### What you will do:
Among the entries beneath this sentence, how many lines include the word "page"? Only the number is wanted.

====== Records for this exercise

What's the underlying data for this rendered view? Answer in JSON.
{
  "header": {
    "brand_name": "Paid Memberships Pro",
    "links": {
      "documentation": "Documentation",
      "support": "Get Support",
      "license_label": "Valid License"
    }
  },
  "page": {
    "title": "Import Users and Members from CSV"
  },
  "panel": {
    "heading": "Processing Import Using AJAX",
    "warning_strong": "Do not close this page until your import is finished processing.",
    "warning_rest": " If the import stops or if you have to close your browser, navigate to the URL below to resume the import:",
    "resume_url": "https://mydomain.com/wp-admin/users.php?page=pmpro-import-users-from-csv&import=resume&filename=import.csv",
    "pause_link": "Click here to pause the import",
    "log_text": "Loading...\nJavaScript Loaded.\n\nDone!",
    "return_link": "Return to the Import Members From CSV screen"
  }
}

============

### Reply:
3